But its not so simple. Take in mind i can change torque to anything i want using gears. I could apply a gearing that would make from 100 Nm of torque at engine a 50000 Nm of torque at wheels. That can't mean i could accelerate fast as hell, there is no free energy
You can get a very high acceleration that way, limited only because if you apply enough torque, something will break. However, a very high acceleration doesn't mean a very high final speed, not unless you can keep applying the torque for long enough to build up the speed.

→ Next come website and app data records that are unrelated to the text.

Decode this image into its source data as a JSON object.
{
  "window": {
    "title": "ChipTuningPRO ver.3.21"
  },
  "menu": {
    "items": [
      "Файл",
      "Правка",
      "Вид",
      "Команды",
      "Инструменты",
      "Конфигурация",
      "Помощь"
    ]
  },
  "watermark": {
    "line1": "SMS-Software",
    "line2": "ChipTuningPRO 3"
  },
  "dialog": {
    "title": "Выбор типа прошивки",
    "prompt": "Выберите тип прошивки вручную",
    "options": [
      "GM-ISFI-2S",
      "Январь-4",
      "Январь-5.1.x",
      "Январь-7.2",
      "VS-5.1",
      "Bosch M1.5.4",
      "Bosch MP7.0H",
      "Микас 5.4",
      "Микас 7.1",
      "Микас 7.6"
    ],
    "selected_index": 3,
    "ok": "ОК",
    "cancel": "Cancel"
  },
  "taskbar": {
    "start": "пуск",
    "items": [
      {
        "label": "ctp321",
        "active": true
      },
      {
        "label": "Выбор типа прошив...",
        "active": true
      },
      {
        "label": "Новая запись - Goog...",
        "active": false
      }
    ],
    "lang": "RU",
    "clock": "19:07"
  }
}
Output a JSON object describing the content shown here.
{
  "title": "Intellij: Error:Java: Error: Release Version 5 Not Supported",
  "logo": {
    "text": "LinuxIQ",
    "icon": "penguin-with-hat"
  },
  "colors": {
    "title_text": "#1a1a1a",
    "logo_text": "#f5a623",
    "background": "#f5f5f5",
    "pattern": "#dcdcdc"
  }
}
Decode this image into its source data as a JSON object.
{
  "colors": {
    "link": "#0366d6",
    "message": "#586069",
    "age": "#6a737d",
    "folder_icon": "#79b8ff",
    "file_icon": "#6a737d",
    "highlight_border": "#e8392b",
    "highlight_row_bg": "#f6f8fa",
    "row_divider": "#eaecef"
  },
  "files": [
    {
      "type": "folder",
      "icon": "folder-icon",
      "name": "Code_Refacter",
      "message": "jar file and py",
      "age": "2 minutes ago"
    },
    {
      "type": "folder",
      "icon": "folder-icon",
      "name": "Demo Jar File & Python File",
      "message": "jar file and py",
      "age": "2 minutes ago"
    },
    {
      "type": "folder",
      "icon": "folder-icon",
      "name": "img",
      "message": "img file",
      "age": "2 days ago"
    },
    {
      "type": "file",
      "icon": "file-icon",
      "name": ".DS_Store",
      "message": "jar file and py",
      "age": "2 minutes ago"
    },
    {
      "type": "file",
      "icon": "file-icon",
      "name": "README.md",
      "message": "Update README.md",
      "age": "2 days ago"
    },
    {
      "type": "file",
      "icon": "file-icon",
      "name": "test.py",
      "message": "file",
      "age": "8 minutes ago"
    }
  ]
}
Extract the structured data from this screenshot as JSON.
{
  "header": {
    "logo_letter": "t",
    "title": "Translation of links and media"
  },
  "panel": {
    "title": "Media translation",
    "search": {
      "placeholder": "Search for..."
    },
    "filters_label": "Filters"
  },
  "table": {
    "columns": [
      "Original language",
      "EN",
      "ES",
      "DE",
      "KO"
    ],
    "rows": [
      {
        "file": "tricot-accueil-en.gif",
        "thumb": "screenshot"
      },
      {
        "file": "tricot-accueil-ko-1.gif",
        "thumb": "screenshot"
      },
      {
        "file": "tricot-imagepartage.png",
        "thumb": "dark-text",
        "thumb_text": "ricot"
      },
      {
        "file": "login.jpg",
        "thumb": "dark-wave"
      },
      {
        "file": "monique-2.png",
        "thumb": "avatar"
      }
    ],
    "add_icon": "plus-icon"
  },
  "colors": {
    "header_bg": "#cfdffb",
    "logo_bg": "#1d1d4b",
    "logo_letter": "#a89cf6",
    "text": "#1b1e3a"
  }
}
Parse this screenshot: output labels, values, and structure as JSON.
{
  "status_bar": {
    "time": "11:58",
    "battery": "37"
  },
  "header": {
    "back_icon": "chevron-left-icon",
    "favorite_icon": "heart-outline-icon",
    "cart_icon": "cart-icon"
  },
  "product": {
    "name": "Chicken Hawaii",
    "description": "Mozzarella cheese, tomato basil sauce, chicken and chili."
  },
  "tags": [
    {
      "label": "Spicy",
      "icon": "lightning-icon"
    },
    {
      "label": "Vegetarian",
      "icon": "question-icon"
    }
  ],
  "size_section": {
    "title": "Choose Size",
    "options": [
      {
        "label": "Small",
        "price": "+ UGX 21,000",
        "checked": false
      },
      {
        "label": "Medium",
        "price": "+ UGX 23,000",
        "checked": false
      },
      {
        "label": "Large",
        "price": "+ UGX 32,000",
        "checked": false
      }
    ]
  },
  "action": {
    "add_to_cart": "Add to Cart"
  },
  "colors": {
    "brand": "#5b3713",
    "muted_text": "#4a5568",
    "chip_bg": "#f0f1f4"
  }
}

Suppose you have an engine that delivers 100 Nm of torque at the crankshaft when operating at 6000 RPM at full throttle. You can gear it down to deliver 50000 Nm at the wheels, but then the wheels will only be turning at 12 RPM; for reasonable-sized wheels with a circumference of two meters that's about 1.4 km/hr. That's a bulldozer, something that can pull very hard but doesn't cover a lot of ground.
If it's light enough, its zero-to-1.4 acceleration will be pretty impressive. But if you want to use that impressive acceleration to win a drag race you'll need to either find a way of getting the motor to deliver the same torque at much higher rev rates (there's a reason why Formula 1 engines do more than 15000 RPM, and aircraft turbines spin even faster) or get the motor to deliver more torque at 6000 RPM so that you can get the same impressive acceleration with less aggressive gearing. Either way, you're asking the motor to generate more power (the product of torque and revs per unit time).